It couldn't go on much longer.
When I suddenly found myself unemployed, thanks to one of the coldest, most heartless separations I've ever undergone, I was sort of in shock. I'd thought things were improving after a tough time, but it must've been too little, too late.
That was back in September, and once I took stock, I decided not to go looking right away, and after a while got busy with setting up more of a presence online, first with Squidoo and the lenses, then with Have Pun Will Travel. Like probably everyone else who's ever thought of using the Internet to make money, I was wildly overoptimistic. But it got me started, at least.
Regardless of whether jobs have been lousy paying, which has been all of them over the past five years or so, or even if I wasn't working for a while, I was at least always able to keep up with the credit cards with at least minimum payments. So that's what I've done lately, and used the cards to keep me from becoming homeless and hungry. Of course, that means I'm going to be owing on the cards for quite some time to come, but the break was worth it.

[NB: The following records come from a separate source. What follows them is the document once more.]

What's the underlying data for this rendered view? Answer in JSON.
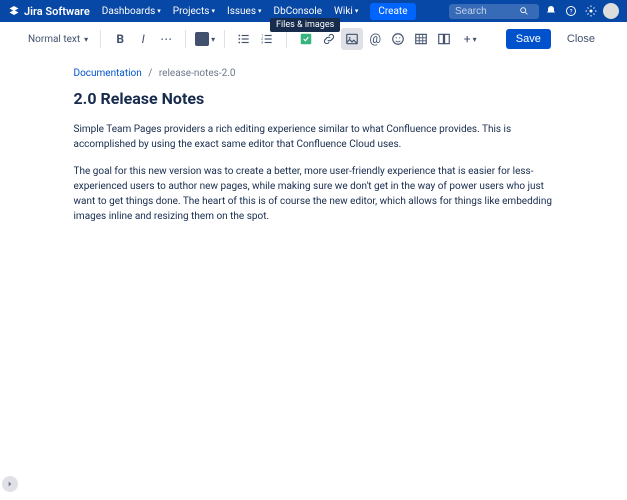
{
  "nav": {
    "product": "Jira Software",
    "items": [
      {
        "label": "Dashboards",
        "hasDropdown": true
      },
      {
        "label": "Projects",
        "hasDropdown": true
      },
      {
        "label": "Issues",
        "hasDropdown": true
      },
      {
        "label": "DbConsole",
        "hasDropdown": false
      },
      {
        "label": "Wiki",
        "hasDropdown": true
      }
    ],
    "create": "Create",
    "search_placeholder": "Search"
  },
  "tooltip": "Files & images",
  "toolbar": {
    "text_style": "Normal text",
    "save": "Save",
    "close": "Close"
  },
  "breadcrumb": {
    "parent": "Documentation",
    "current": "release-notes-2.0"
  },
  "document": {
    "title": "2.0 Release Notes",
    "p1": "Simple Team Pages providers a rich editing experience similar to what Confluence provides. This is accomplished by using the exact same editor that Confluence Cloud uses.",
    "p2": "The goal for this new version was to create a better, more user-friendly experience that is easier for less-experienced users to author new pages, while making sure we don't get in the way of power users who just want to get things done. The heart of this is of course the new editor, which allows for things like embedding images inline and resizing them on the spot."
  }
}
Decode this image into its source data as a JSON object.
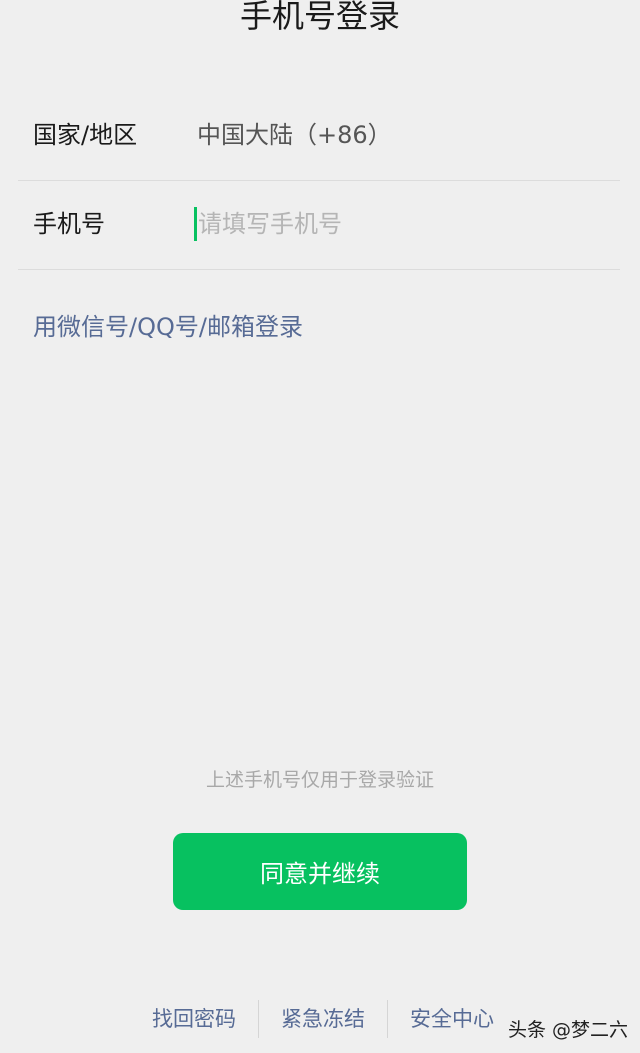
{
  "header": {
    "title": "手机号登录"
  },
  "form": {
    "country": {
      "label": "国家/地区",
      "value": "中国大陆（+86）"
    },
    "phone": {
      "label": "手机号",
      "value": "",
      "placeholder": "请填写手机号"
    }
  },
  "alt_login": {
    "label": "用微信号/QQ号/邮箱登录"
  },
  "notice": {
    "text": "上述手机号仅用于登录验证"
  },
  "submit": {
    "label": "同意并继续",
    "color": "#07c160"
  },
  "footer": {
    "links": [
      {
        "label": "找回密码"
      },
      {
        "label": "紧急冻结"
      },
      {
        "label": "安全中心"
      }
    ]
  },
  "watermark": {
    "text": "头条 @梦二六"
  },
  "colors": {
    "background": "#efefef",
    "link": "#576b95",
    "accent": "#07c160"
  }
}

Today I went back to a former employer. Since all my jobs have been with call centers, I went back to the one closest to where I live. It took me nearly an hour to get to my previous job each day, and another hour to get back home again - two hours per day. The place I just applied to is less than ten minutes away, so I gain a good hour and a half each day. That's an hour and a half I can use to keep doing web pages, lenses, and whatever else I decide to do to try and get some extra money.
At least I know what to expect from the job, which, provided there's nothing that comes up to keep me from getting it, will start with five weeks of training next Monday. The good part is that means I don't have to take calls until mid-late February. Training is usually a breeze, although I'll be sure I learn what's necessary to do the job. Aside from being close to home, this place hires just about anyone, so age discrimination shouldn't be a factor, as it so subtly a factor at so many places.
There's a downside to them hiring just about anyone, of course, so I'll end up working with a lot of people who really don't give a rat's patoot about much of anything except themselves. They're the kind of people for whom actually working the 40 hours per week they were hired for gets treated as a goal to be met at some undetermined, but very distant time. They're the kind of people who can't wait to go on break so they can call up some family member or boy/girlfriend and spend the whole break yelling at them, either in the break room, or outside in the smoking area as they furiously puff away and yell simultaneously. I don't hang out with people from call centers after work, needless to say.
One thing I've already decided - if something they want me to do doesn't make a whole lot of sense to me, I'll do it anyway. That was probably my downfall on the last job. They kept insisting I say stuff that does nothing to help the customer, stuff that if I didn't say it, the customer never would've noticed, and the call would go just a bit faster. By the time I started doing it their way, it was, apparently, too late.
The problem with many call centers is that instead of being focused on the customer, they focus on statistics, which means, in part, whether or not the person taking the calls says certain specific things in a specific manner, regardless of whether this helps the customer in any way or not. On the last job, it wasn't enough to efficiently and promptly answer a customer's question. First you had to assure the customer you could answer the question, and only then could you answer the question. It's like someone asks me what time it is. My initial efficient response (and probably yours too) would be "3:30" or whatever time it is. But according to the geniuses of marketing, this was wrong. The "correct" response is something like, "I'd be happy to tell you what time it is. It's 3:30." Just saying "3:30" doesn't mean I'm not happy to tell the person the time, it's just doing it their way takes longer and just isn't the way normal human beings in a normal conversation talk. "3:30" is understood to be an adequate answer, and the conversation moves on. In the real world outside call centers, anyway.
So I'll go back, and see how long I can stand it this time. And you may have noticed, aside from my obvious lack of enthusiasm, I haven't mentioned the name of the employer. I don't plan to, either now or later. It's safer that way.